▶ _YOUR GOAL_
Return every line in the entries below where the word "data" shows up.
BEGIN PROVIDED MATERIAL
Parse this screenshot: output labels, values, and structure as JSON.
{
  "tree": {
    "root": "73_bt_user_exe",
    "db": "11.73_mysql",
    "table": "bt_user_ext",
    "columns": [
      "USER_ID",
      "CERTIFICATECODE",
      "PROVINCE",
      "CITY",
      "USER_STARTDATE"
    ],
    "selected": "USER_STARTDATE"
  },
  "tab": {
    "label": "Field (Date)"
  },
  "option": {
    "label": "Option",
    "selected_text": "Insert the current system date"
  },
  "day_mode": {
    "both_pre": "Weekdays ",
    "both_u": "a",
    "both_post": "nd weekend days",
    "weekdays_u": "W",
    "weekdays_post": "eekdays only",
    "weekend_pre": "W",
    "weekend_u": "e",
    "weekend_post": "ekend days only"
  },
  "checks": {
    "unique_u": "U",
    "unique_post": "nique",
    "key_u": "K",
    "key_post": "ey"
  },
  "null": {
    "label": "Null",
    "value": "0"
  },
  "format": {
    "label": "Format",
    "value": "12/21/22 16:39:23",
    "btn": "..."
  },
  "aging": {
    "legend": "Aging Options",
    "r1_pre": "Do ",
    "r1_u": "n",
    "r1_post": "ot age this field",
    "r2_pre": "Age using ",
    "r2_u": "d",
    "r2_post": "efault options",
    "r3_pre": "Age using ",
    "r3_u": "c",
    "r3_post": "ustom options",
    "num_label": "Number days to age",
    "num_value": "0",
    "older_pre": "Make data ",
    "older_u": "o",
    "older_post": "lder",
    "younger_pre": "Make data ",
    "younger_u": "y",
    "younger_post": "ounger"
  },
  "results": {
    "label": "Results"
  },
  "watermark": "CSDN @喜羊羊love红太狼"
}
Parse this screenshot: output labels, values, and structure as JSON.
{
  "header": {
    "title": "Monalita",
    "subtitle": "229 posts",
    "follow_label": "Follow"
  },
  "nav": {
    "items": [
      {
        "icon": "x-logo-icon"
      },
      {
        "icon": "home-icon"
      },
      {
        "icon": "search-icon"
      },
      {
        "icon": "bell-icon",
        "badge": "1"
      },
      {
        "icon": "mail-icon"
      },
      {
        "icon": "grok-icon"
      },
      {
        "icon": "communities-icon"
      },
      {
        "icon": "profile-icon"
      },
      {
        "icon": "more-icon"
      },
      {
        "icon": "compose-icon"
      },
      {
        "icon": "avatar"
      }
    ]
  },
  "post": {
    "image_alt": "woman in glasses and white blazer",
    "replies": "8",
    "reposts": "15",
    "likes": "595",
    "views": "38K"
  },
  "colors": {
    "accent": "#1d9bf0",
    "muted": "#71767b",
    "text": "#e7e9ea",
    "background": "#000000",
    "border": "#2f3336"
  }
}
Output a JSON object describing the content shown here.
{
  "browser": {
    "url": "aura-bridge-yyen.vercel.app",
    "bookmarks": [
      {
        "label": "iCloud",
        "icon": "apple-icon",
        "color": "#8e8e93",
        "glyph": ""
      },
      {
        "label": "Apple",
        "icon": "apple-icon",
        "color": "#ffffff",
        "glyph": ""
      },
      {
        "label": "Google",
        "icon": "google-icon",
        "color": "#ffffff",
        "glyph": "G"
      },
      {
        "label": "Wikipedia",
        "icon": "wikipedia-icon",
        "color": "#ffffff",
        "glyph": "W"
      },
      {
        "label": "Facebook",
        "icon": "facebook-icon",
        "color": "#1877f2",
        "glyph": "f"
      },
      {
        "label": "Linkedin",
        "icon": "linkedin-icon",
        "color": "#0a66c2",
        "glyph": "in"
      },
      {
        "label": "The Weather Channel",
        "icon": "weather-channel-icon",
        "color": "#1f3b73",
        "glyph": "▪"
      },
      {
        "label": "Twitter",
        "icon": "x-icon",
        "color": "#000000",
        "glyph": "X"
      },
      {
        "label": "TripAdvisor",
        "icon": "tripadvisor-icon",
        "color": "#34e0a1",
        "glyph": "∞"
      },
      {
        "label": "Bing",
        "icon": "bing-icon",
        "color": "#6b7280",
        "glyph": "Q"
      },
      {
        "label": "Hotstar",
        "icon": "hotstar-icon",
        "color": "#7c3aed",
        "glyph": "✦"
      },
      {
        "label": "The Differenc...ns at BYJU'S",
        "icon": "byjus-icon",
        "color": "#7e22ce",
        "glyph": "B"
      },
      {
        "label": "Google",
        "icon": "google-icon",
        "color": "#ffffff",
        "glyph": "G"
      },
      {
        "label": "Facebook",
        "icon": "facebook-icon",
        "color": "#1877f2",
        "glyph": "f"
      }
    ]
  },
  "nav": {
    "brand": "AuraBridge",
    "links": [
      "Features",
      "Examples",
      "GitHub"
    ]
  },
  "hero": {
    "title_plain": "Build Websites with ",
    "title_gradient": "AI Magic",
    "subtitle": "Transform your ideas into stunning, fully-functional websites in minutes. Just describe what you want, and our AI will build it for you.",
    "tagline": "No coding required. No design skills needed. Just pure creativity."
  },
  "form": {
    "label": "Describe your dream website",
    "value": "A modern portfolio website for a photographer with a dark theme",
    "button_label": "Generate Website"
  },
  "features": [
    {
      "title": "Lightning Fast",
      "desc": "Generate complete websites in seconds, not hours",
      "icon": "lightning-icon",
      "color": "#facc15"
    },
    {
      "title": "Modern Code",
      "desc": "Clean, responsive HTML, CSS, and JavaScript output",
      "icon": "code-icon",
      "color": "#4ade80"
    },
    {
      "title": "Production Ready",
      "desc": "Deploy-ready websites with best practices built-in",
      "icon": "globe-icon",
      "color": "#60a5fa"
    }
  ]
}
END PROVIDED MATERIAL
▶ _PROBLEM SOLUTION_
    "older_pre": "Make data ",
    "younger_pre": "Make data ",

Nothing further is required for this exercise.